It is important to note that subjective and objective ratings of withdrawal declined significantly among both groups (P <0.01), suggesting that withdrawal treatment, regardless of assisted pharmacotherapy, is likely to benefit methamphetamine users. In particular, in this study, withdrawal symptoms were resolved more quickly than in the previous withdrawal study of McGregor et al. . However, this finding may also reflect the lack of specificity of detoxification treatment. It has been proposed that drug use responds to treatment irrespective of what type of treatment is provided because treatment models do not always operate via their postulated theoretical underpinnings . This improvement may also be due to natural remission from methamphetamine withdrawal symptoms and/or selective attrition of participants who do not respond well to treatment.
In this pilot study we did not control for the range of mediating factors that may have influenced the results. For example, the participants’ drug-use histories showed that at baseline, the modafinil group had a greater duration (8 vs. 5 years) of methamphetamine use, as well as higher recent levels of cannabis and alcohol. These factors might indicate a higher severity of illness in the modafinil treated group, which has the potential to obscure any medication effect and bias outcomes towards a null result. If further research is conducted in larger samples, it will be important to control for such factors by stratifying the randomisation.

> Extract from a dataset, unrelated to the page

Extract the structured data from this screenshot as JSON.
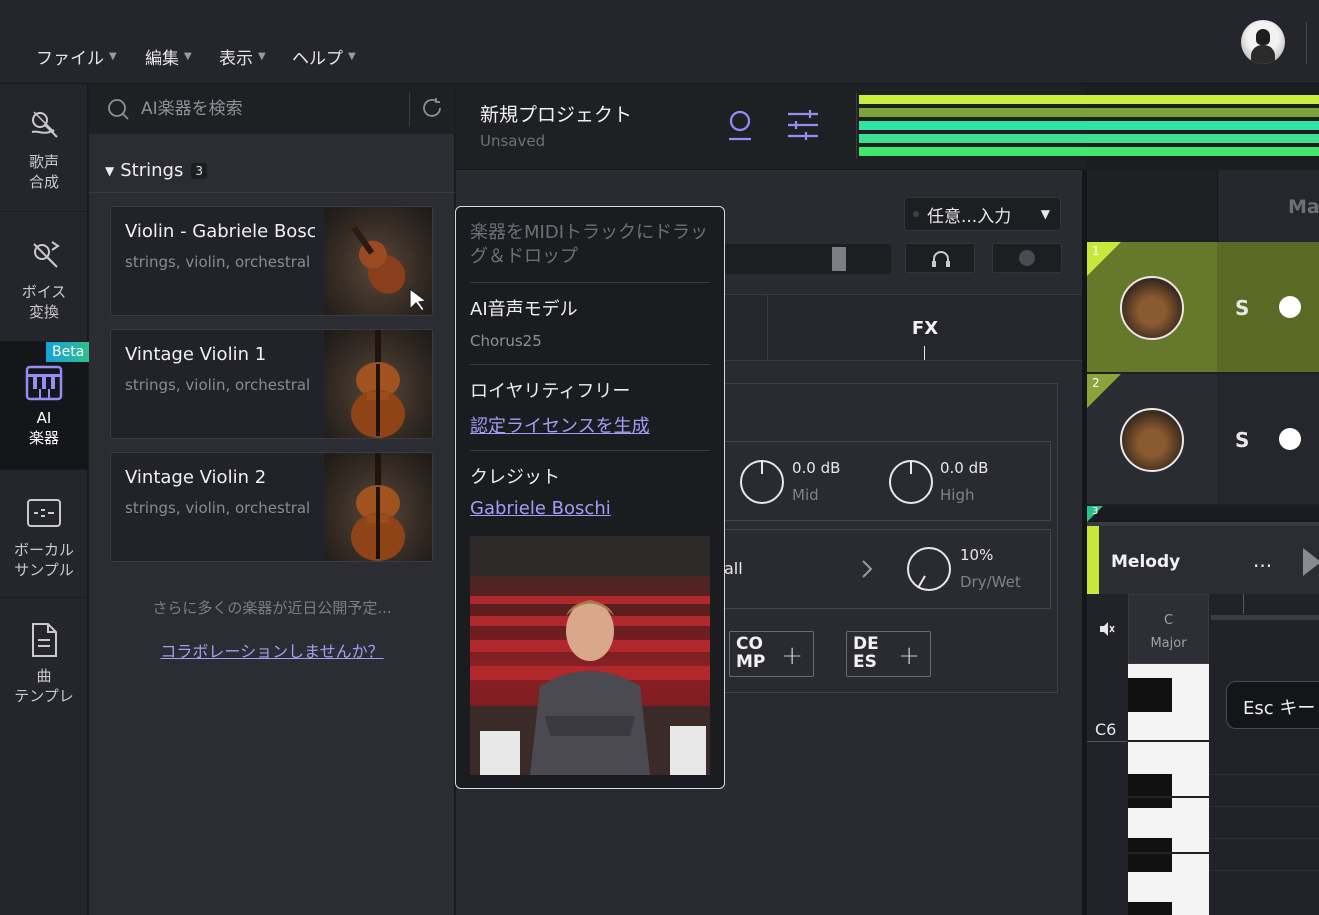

This study has a number of limitations. First the sample size was too small to detect significance. Second, despite dependence on drugs other than cannabis being an exclusion criterion for the study, there was a high frequency of cannabis, prescribed benzodiazepine and alcohol use in the sample. This may have potentially resulted in greater illness severity and it is possible that some of these subjects experienced withdrawal symptoms from other substances. A key strength of this study design is that medication compliance was assured and it is unlikely that illicit drugs were used during the withdrawal phase because of the inpatient nature of treatment.
Modafinil at 200 mg was feasible and tolerable for use within an inpatient withdrawal setting for dependent methamphetamine users. Given the promising results found in previous research  and the feasibility determined in this study, future research is warranted in larger samples to measure the clinical efficacy of modafinil as a medication for acute methamphetamine withdrawal. Lessons that can be taken from this pilot study include the need to: (i) ensure that groups are matched on demographics and drug use history; (ii) investigate whether modafinil reduces some withdrawal symptoms and not others; and (iii) consider the potentially confounding impact of withdrawal from other substances. Finally, there is a need to establish the effect of different doses of modafinil on methamphetamine withdrawal and whether this is affected by client characteristics, such as severity of methamphetamine dependence.
This research was supported by the Illicit Drugs Section, Drugs Strategy Branch, Australian Government Department of Health and Ageing. We gratefully acknowledge the clinical staff at Moreland Hall and the Drug and Alcohol Services of the Western Hospital who assisted with data collection. We thank Dr Adrian Dunlop for his contribution to the medical aspects of the trial in the project's developmental stage and Peter Muhleisen for his advice and assistance with the medication preparation.